Dr. Louise Stanger is an Ivy League Award winner (2019 Interventionist of the Year from DB Resources in London and McLean Hospital – an affiliate of Harvard), educated social worker, popular author, internationally renowned clinician, interventionist and speaker and an expert on mental health, addiction, process disorders, and chronic pain. In this episode, Dr. Louise provides insight as to how families can best cope and provide support when it comes to a loved one’s addiction.
[2:45] I can’t stand my family, but I can’t live without them.
[6:55] Dr. Louise’s family was very successful in their careers. However, they all had underlying problems with their mental health.
[8:15] We can’t turn back time and be 4 again to get our needs met, but even as we grow into adults, we have cravings to get our needs met from our family.

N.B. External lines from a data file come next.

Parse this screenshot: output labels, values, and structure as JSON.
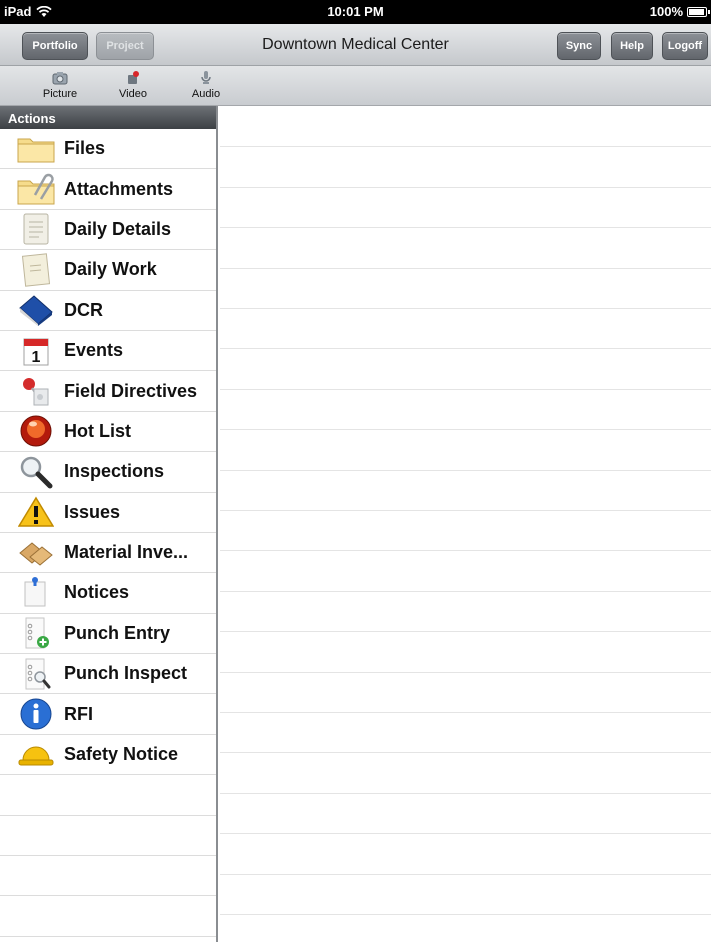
{
  "status_bar": {
    "device": "iPad",
    "time": "10:01 PM",
    "battery": "100%",
    "battery_level": 1.0
  },
  "nav_bar": {
    "title": "Downtown Medical Center",
    "portfolio_label": "Portfolio",
    "project_label": "Project",
    "sync_label": "Sync",
    "help_label": "Help",
    "logoff_label": "Logoff"
  },
  "media_bar": {
    "items": [
      {
        "label": "Picture",
        "icon": "camera-icon"
      },
      {
        "label": "Video",
        "icon": "video-icon"
      },
      {
        "label": "Audio",
        "icon": "microphone-icon"
      }
    ]
  },
  "sidebar": {
    "header": "Actions",
    "items": [
      {
        "label": "Files",
        "icon": "folder-icon"
      },
      {
        "label": "Attachments",
        "icon": "paperclip-folder-icon"
      },
      {
        "label": "Daily Details",
        "icon": "notepad-icon"
      },
      {
        "label": "Daily Work",
        "icon": "note-page-icon"
      },
      {
        "label": "DCR",
        "icon": "book-icon"
      },
      {
        "label": "Events",
        "icon": "calendar-icon"
      },
      {
        "label": "Field Directives",
        "icon": "pin-icon"
      },
      {
        "label": "Hot List",
        "icon": "red-light-icon"
      },
      {
        "label": "Inspections",
        "icon": "magnifier-icon"
      },
      {
        "label": "Issues",
        "icon": "warning-icon"
      },
      {
        "label": "Material Inve...",
        "icon": "boxes-icon"
      },
      {
        "label": "Notices",
        "icon": "pinned-note-icon"
      },
      {
        "label": "Punch Entry",
        "icon": "list-add-icon"
      },
      {
        "label": "Punch Inspect",
        "icon": "list-magnifier-icon"
      },
      {
        "label": "RFI",
        "icon": "info-icon"
      },
      {
        "label": "Safety Notice",
        "icon": "hard-hat-icon"
      }
    ]
  },
  "colors": {
    "nav_button": "#6a6e74",
    "sidebar_header": "#4a4e52",
    "divider": "#dcdcdc"
  }
}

[9:00] Sometimes we have to grieve the fact that we never got our needs met by our parents.
[10:55] When it comes to our relationships, we might have to live without our loved ones in order for us to fully grow.
[12:00] Why is it hard for us to not see the abuse happening to us?
[15:20] Your unwillingness to change can be the cause of stalled progress. You don’t have to change the way you love someone, but by changing the behaviors/actions around that person can help them progress in their own therapy and healing.
[16:45] What does a good intervention look like?
[23:20] As a family member, it’s very important to take care of yourself spiritually and emotionally.
[25:00] When an addict comes back from therapy, why can’t it just all go back to the way it was?
[26:50] Have you ever said to yourself: ‘If he/she would just fix themselves, everything would be fine.’ Dr. Louise offers advice on how to better approach this.
[29:20] We don’t hear what we don’t want to hear. This is why having an outside/expert opinion matters because it allows you to hear what your spouse has been saying to you for years for the very first time.
Call Dr. Louise: 619-507-1699
- “People don’t call me unless their hearts are hurting and there’s some kind of event or crisis that happened with their loved one.”
- “Relationships with mothers are tough. Like many of us, we are people pleasers. They really want that approval. And all of a sudden, when they’re 40 or 50, they realize they’re never going to get that.”
- “There’s always been an elephant in the middle of the living room, that behavior has been there, but somehow they haven’t been able to face it until there’s this tipping point.”
- “Family & friend work is so important because nothing changes until something changes. And if you’re sending your loved one away to be fixed, and then you expect them to come back without a parallel process, that person is doomed.”